*Assigned task:*
The records follow. Filter them to the lines that hold "Локальное".

*Input for this task:*
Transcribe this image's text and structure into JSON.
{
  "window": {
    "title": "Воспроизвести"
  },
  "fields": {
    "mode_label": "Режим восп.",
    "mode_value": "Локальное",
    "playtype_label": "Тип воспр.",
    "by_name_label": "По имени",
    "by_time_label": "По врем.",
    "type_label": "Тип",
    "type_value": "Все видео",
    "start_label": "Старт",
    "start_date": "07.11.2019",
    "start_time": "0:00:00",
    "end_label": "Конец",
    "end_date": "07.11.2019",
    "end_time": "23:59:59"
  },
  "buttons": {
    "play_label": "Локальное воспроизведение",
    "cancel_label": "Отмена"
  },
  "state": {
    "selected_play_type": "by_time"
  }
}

*Response box:*
    "mode_value": "Локальное",
    "play_label": "Локальное воспроизведение",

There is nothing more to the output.